Here’s a stitch dictionary that I’ve had on my shelf for ages. For some reason, I pulled it out the other day, and golly, I’m glad I did! Now I remember why I bought it. It’s a great little stitch dictionary – simple, uncomplicated, colorful, informative… and fairly inexpensive. The book is called Stitch Sampler by Lucinda Ganderton, and published by DK Publishing. There are lots of things I like about the book, and maybe a few drawbacks, but overall, a handy little visual reference for stitching.
My copy of the book is the “old” edition – this particular edition being replaced by a new edition that has a different cover, but looks essentially like it’s the same exact book, with the exception of a broader introduction to embroidery in the new book.
In the beginning of the edition I have (and it looks like the new edition has basically the same information), there’s a nice section on preliminary considerations for embroidery, including a good spread on fabrics suitable to needlework.
This is followed by a spread on embroidery thread, mostly focusing on commonly available cotton and metallic threads, with a tiny bit of info on silk. There are photo instructions on how to separate embroidery skeins and strip floss, and some points on selecting the right needle.
The information on hoops and frames is good, along with how to mount your work in a hoop or on a frame.
Stitching techniques are discussed, like how to start and end threads and how to hold your work, whether you’re working “in hand” or with a hoop.
After the basics are covered, we get to the Really Fun Stuff. I have to admit that my favorite parts of Stitch Sampler are the colorful and vivid divisions between each section (I love the neat rows of stitches) and ….
… the “gallery of stitches” – which is really just a visual table of contents.
All the stitches are listed with a photo and the name of the stitch, along with the page number where you’ll find the stitch instructions.
There are over 200 stitches illustrated in the book…
… and I can’t really explain it, but just browsing over this gallery section makes me happy!
Is it the array of color?
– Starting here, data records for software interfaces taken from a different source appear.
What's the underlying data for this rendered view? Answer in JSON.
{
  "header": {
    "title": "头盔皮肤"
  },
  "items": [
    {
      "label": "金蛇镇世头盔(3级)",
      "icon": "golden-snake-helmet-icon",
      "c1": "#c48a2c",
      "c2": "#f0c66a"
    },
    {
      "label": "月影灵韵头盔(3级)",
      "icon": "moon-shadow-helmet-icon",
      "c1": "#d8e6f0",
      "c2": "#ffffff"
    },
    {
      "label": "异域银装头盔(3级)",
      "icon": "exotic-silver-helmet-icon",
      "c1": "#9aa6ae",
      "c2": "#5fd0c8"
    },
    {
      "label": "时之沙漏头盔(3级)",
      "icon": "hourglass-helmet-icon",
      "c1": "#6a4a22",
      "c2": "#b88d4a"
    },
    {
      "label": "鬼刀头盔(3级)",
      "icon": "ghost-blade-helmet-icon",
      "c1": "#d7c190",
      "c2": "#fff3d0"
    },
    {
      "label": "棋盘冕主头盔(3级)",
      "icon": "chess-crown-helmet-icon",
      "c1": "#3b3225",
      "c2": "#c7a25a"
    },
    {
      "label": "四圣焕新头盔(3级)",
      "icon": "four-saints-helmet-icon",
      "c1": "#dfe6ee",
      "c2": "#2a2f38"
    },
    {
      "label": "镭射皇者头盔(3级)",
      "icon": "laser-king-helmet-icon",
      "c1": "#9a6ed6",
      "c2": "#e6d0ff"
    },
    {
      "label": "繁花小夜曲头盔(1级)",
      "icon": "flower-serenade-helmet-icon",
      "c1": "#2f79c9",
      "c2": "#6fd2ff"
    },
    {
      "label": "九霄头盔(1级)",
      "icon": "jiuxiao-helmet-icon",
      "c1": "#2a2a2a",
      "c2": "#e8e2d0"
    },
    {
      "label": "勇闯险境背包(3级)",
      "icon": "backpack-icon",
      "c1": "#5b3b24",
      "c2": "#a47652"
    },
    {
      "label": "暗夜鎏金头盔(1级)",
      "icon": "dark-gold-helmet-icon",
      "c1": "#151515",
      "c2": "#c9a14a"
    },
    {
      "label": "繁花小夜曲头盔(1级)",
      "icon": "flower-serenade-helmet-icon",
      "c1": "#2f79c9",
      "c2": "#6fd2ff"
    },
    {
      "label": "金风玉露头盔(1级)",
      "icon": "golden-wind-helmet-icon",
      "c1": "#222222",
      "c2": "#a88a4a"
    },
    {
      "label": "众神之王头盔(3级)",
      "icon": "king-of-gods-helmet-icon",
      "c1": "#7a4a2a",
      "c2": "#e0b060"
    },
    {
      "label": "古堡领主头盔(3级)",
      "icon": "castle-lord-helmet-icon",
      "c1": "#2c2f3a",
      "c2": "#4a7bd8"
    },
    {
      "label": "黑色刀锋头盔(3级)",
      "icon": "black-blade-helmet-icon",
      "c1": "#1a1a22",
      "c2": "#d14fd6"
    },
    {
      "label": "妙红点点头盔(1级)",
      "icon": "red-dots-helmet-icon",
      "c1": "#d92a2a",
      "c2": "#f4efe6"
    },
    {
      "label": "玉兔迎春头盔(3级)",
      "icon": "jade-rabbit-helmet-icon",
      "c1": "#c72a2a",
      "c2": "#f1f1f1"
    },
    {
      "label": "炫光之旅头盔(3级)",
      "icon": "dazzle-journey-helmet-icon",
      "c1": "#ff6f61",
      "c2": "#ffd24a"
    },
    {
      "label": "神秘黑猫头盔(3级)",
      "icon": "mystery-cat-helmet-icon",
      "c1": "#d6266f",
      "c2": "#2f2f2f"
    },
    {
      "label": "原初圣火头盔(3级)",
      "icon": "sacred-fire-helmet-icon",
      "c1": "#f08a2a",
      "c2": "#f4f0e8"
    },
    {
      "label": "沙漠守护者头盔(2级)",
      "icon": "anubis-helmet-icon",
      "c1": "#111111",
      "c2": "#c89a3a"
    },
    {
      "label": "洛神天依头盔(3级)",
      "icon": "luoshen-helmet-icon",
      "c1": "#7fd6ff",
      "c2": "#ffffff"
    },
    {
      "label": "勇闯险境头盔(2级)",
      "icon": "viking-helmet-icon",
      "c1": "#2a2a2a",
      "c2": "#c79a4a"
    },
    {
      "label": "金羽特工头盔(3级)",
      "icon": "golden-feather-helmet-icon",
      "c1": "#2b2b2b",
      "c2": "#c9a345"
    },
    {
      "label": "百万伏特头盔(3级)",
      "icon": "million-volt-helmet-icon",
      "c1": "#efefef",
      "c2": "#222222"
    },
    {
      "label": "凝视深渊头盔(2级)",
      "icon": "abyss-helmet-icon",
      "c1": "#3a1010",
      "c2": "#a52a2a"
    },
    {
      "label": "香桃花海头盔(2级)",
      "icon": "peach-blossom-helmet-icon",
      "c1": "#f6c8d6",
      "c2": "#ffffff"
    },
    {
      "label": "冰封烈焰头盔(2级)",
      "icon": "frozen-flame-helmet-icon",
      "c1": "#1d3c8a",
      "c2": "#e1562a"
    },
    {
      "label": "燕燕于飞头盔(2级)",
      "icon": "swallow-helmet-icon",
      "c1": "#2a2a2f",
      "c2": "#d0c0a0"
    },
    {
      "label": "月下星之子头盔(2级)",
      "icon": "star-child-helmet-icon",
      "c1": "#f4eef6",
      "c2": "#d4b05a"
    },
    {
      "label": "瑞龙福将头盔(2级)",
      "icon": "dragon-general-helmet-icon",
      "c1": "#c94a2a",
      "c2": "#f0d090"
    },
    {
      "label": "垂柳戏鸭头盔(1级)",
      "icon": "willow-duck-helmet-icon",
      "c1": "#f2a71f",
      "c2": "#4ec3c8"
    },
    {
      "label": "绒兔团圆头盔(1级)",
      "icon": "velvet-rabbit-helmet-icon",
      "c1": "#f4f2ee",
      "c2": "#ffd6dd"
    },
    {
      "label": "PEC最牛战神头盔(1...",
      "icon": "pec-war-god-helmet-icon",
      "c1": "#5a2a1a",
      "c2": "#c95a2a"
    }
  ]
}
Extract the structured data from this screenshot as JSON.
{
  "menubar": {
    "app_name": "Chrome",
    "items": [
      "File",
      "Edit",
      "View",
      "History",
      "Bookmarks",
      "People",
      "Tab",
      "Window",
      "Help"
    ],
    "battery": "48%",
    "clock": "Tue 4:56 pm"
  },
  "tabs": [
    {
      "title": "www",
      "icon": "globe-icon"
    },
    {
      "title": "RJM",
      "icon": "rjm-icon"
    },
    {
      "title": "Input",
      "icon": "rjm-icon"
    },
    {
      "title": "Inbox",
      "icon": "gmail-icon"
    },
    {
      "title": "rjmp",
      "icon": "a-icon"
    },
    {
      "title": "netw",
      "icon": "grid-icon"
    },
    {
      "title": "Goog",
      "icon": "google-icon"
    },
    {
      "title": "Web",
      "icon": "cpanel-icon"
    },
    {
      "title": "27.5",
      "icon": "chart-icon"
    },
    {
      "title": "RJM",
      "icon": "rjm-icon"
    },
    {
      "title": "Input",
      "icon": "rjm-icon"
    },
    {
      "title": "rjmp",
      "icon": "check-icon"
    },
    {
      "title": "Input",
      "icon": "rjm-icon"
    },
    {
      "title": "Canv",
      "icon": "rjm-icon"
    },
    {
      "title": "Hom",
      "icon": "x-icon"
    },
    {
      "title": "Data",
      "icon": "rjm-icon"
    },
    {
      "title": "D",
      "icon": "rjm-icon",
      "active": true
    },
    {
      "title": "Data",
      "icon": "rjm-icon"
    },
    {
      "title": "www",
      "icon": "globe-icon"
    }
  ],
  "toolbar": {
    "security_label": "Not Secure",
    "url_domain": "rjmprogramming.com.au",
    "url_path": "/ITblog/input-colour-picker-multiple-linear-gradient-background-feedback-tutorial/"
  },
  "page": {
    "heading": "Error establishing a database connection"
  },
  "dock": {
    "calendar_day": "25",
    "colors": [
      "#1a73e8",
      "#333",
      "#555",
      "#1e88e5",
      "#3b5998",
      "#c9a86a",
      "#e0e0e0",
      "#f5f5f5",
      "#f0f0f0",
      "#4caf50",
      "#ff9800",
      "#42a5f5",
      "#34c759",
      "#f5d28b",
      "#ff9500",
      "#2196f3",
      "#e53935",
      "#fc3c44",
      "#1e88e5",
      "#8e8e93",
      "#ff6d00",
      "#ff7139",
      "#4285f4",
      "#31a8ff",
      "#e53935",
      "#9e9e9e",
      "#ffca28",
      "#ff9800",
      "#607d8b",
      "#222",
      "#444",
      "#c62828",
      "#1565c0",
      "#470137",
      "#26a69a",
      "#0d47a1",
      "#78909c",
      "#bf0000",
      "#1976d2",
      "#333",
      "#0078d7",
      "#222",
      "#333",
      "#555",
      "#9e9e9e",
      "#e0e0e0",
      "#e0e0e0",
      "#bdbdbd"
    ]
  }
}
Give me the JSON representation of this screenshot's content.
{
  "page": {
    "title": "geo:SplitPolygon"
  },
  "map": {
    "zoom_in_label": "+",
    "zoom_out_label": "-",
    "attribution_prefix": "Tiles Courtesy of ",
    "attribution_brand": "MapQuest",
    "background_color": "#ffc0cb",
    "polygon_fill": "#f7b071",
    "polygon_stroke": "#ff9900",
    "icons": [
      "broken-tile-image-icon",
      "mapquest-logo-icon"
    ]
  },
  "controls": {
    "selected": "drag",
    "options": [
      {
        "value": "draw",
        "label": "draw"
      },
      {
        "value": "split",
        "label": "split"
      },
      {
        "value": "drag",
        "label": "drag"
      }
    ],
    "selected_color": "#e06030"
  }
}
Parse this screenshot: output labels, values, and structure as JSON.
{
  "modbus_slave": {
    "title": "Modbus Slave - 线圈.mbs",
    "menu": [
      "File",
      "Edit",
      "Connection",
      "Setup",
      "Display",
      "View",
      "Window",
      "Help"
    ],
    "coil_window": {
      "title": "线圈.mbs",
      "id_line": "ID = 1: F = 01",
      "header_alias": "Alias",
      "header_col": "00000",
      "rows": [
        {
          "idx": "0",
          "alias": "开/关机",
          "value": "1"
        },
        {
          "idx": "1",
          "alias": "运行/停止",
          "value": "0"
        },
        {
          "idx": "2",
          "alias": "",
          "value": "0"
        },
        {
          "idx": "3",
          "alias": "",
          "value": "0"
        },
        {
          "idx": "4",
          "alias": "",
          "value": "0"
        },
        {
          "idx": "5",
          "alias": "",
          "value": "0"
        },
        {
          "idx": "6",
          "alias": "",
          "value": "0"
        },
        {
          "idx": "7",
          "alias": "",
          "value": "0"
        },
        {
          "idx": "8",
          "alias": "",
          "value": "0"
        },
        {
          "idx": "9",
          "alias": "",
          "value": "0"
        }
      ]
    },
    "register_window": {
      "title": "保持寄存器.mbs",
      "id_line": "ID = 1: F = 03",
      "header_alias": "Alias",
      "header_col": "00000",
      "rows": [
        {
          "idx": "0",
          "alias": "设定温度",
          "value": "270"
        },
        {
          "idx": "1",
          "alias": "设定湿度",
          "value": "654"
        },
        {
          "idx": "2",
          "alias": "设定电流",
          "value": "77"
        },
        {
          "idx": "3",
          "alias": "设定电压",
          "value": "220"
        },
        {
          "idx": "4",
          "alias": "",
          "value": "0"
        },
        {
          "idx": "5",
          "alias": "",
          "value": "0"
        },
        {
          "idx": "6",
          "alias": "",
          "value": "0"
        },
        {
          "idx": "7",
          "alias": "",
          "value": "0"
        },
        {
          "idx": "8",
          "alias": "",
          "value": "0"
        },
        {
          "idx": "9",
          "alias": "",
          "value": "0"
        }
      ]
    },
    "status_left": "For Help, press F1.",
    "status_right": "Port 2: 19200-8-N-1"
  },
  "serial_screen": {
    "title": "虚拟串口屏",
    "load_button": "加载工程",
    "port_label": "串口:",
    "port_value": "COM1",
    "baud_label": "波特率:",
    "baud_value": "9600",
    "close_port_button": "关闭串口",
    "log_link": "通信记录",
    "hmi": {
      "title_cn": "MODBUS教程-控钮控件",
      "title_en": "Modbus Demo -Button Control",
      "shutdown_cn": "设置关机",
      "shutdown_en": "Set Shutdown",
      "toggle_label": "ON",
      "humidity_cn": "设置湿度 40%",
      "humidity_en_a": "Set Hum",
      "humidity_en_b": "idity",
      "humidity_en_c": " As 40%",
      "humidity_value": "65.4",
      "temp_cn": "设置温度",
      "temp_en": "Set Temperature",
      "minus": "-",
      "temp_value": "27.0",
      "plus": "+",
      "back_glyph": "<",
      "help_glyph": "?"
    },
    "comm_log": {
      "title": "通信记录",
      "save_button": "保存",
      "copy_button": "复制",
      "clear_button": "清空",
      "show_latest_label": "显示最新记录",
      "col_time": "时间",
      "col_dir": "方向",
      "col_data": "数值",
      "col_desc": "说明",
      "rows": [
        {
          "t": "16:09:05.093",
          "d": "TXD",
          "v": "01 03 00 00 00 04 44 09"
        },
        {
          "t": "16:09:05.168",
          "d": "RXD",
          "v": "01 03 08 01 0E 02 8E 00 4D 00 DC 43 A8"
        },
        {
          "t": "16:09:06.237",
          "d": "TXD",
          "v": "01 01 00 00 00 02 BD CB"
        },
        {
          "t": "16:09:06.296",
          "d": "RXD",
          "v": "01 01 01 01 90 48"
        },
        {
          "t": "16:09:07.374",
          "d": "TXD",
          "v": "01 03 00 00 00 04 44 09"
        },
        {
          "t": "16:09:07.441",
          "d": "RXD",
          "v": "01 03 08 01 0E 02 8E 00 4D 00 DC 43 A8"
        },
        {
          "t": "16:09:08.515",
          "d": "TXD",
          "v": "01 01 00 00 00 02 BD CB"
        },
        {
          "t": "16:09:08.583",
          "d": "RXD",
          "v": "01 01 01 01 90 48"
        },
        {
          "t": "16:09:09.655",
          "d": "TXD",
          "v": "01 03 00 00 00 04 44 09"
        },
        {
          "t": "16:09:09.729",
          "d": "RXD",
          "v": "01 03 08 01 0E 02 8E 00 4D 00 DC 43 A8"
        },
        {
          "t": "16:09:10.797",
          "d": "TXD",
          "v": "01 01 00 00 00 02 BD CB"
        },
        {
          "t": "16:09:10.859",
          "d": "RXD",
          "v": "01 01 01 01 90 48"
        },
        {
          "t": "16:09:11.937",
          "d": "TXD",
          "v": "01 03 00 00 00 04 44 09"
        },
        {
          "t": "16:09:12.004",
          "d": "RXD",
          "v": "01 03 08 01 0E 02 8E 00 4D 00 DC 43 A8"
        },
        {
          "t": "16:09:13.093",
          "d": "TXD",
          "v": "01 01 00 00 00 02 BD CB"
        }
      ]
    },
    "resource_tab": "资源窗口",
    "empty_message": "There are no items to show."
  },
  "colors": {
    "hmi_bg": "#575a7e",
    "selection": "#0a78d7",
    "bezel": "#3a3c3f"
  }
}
The crisp images? Or just the plethora of stitches? Beats me! But it’s downright cheery to look at!
I’m always drawn to stitch dictionaries that have a visual index. I like being able to pick out stitches by what they look like.
After the gallery, where all the stitches are shown in their glory, the book is divided into stitch types.
Each stitch has its own little section of a page, with basic useful information about the stitch included: alternate names for the stitch, the skill level it requires (I don’t necessarily agree with all of them), the uses for the stitch, and the types of material the stitch works well on. The instructions are given as photos of the stitch in progress, as well as text instructions explaining the main movements to create the stitch. For many of the stitches, technique variations are also included.
There’s a nice section on “open work” (pulled thread stitching, but not drawn thread).
And there’s a fairly thorough section on needlepoint (canvaswork) stitches.
Finally, at the end of the book, there’s an alphabetical index, in case you want to look the stitches up by name.
Stitch Sampler is a nice, simple stitch dictionary, very clean in its presentation, nicely bound, colorful, and instructive.
There are only a few cons to the book, in my mind:
1. Some of the skill levels seem a bit askew. For example, it seems that most of the composite stitches are listed as “intermediate” and beyond, but in reality, they are fine for beginners.
2. A couple of the alternate names given I don’t necessarily agree with. For example, “outline stitch” is listed as an alternate name for “stem stitch.” But hey – this isn’t the only place I’ve seen that. In lots of old books, there is no distinction between outline stitch and stem stitch, and often, the stitch called stem stitch is illustrated as outline stitch, and visa-versa. So that’s not that big of a deal to me.
3. All of the stitches are demonstrated and illustrated on even-weave fabric, which might give the impression that they are all even-weave stitches. This is actually clarified in most of the directions, that the stitch can be worked on plain-weave or even-weave, etc..
Really, the first point is really the only thing that bugs me a wee bit, because I would hate to think that beginners would not tackle a composite stitch just because it’s listed beyond the beginner level. Most composite stitches are pretty simple – they just take more steps. But more steps don’t necessarily require a higher level of skill.
Overall, though, the pros of this book outweigh the (rather insignificant) cons. The book is a little gem of a book. It’s a handy reference, and it’s very affordable. You can pick up the “old” edition (the one pictured above) through used book sources for as little as $5.00. And you can pick up the new edition for under $12 from Amazon.
So if you’re looking for a stitch dictionary that’s affordable, readable, instructive, and fun to look at, you can’t really go wrong with this one! I’ll be giving away a copy of the new edition later this week, so keep an eye out for the give-away!